Piano talent, Brian Ganz, continues quest to perform nearly 250 Chopin works in the next decade, performing at the Strathmore.
By Tyler Sullivan
Pianist Brian Ganz has undertaken a musical quest, stacking up the entirety of Frederic Chopin’s works, and setting out to perform every single one within the course of a decade. Coming out to nearly 250 pieces, the quest could only be undertaken by a true and devoted follower, one who feels the work of Chopin to the very heart of his core. For Ganz, Chopin’s work is just that, moving him so entirely that his next 10 years are devoted to recreating and experiencing Chopin’s notes on a grand scale, performing them for thousands at the Strathmore. What better name for his project than his “Extreme Chopin” quest.
Ganz began the project about a year ago with a sold out recital at the Strathmore Music Center. Hailed by the Washington Post as “masterly in his first installment of the complete works,” the performance hosted nearly 2,000 attendees, and dazzled all of them.
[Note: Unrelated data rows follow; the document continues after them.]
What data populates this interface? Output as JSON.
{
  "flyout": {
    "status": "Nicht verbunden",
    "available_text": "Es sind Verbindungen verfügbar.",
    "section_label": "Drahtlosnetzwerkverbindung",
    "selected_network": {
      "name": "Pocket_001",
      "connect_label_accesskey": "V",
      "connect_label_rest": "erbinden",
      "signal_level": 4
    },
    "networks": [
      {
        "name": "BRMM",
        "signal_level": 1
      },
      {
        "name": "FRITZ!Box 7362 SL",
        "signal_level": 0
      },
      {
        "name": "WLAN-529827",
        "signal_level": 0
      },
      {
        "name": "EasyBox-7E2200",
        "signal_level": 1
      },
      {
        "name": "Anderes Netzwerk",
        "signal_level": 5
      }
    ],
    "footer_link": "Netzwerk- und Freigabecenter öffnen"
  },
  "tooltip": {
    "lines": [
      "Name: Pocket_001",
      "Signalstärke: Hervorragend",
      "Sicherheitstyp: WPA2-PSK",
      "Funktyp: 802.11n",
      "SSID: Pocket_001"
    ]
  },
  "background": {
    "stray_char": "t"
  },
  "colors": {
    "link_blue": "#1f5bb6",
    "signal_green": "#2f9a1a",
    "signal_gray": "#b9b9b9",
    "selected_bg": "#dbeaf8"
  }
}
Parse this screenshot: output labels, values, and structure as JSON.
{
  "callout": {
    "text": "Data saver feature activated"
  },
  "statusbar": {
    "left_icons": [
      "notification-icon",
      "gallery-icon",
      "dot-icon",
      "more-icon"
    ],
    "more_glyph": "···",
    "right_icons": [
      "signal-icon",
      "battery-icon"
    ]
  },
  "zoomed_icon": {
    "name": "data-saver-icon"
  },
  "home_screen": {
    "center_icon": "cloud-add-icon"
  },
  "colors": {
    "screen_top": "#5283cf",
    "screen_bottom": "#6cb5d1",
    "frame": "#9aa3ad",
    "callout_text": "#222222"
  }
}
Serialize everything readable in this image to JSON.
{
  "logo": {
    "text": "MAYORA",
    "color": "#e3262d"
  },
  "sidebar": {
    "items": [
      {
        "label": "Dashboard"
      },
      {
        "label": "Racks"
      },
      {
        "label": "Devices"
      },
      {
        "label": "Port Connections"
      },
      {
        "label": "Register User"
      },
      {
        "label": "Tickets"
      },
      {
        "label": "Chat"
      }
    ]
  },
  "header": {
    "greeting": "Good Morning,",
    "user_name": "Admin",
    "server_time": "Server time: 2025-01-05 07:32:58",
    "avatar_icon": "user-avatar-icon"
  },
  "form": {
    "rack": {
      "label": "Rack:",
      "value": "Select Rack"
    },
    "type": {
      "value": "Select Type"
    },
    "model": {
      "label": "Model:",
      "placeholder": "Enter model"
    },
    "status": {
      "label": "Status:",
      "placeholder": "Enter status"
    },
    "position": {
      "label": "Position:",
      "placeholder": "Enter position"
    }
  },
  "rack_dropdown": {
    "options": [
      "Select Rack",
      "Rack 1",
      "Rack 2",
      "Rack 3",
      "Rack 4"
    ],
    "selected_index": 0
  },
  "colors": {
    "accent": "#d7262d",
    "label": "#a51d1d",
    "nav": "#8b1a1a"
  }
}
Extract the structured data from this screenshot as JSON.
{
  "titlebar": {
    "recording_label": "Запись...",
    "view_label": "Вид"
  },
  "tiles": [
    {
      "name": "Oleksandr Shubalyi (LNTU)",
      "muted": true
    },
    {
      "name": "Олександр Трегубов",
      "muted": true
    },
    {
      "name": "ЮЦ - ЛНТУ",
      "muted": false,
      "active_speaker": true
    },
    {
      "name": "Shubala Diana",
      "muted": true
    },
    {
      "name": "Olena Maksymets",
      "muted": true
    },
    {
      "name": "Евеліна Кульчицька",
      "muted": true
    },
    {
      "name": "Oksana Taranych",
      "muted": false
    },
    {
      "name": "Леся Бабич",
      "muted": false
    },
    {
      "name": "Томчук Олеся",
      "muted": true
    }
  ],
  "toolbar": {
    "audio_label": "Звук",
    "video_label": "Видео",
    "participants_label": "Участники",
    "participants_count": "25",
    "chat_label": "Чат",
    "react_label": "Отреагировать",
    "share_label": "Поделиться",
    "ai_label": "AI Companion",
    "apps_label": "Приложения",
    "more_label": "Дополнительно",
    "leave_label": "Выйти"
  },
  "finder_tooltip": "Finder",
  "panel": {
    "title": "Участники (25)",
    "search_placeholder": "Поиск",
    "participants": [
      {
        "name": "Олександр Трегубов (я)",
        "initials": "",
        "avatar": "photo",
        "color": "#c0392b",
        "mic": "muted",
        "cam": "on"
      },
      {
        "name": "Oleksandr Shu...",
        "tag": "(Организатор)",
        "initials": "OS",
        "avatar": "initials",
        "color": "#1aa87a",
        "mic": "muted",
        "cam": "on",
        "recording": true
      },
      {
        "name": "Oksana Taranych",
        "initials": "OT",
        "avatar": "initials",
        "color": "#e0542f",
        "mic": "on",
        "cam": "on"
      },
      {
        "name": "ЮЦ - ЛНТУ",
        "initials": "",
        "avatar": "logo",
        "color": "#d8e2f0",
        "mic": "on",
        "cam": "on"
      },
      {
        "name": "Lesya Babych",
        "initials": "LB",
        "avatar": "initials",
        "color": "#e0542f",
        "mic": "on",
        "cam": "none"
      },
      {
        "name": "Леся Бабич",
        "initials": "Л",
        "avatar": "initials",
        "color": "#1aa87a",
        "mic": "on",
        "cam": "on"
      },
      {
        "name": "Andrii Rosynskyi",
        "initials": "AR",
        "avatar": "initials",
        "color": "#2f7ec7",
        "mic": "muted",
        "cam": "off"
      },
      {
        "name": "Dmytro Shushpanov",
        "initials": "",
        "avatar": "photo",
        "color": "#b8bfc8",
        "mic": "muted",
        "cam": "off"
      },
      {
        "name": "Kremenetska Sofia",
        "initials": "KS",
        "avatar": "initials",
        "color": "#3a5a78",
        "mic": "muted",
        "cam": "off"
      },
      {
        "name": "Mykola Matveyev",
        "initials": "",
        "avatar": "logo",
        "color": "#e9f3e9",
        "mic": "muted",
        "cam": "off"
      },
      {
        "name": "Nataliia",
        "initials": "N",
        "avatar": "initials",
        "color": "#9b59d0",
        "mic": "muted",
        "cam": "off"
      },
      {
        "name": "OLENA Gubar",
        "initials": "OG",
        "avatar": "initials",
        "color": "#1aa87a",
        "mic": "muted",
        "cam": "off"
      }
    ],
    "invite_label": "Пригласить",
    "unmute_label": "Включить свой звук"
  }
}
With his February 2012 program about to commence, set to begin February 11 at 8:00pm at the Strathmore, guests of the first endeavor are at the edge of their seats.
The second recital’s program will explore “Dances and Fantasies,” including Two Polonaises, Op. 40; Fantaisie (“Fantasy”) in F minor, Op. 49; Impromptu No. 2 in F-sharp Major, Op. 36; Fantaisie-Impromptu in C-sharp minor, Op. 66 (Posthumous); Waltz in A-flat Major, Op.42; Polonaise-Fantaisie, Op. 61; Four Mazurkas, Op. 6; Andante Spianato et Grande Polonaise Brillante, Op. 22.
“The program will include such beloved Chopin favorites as the Fantaisie-Impromptu and the ever popular Polonaise in A major,” Ganz said, “The Polonaise-Fantaisie, Op. 61, Chopin’s last large-scale masterworks for solo piano, will form the centerpiece of the program. It’s one of Chopin’s very personal statements, and relatively rarely heard.”
“Chopin’s music is the language of my soul, and I have dreamed since childhood of someday performing all of his works,” Ganz gushed, widely regarded as one of the leading pianists of his generation. “One of my lifelong goals has been to study every single note Chopin composed,” Ganz said. “This project gives me a lovely framework within which to reach that goal.”
We are excited to see the product of this intriguing quest and this artist’s true devotion and fascination with one of piano’s greats.
To purchase tickets and for more information on the event, please visit nationalphilharmonic.org or call the Strathmore ticket office at (301) 581-5100.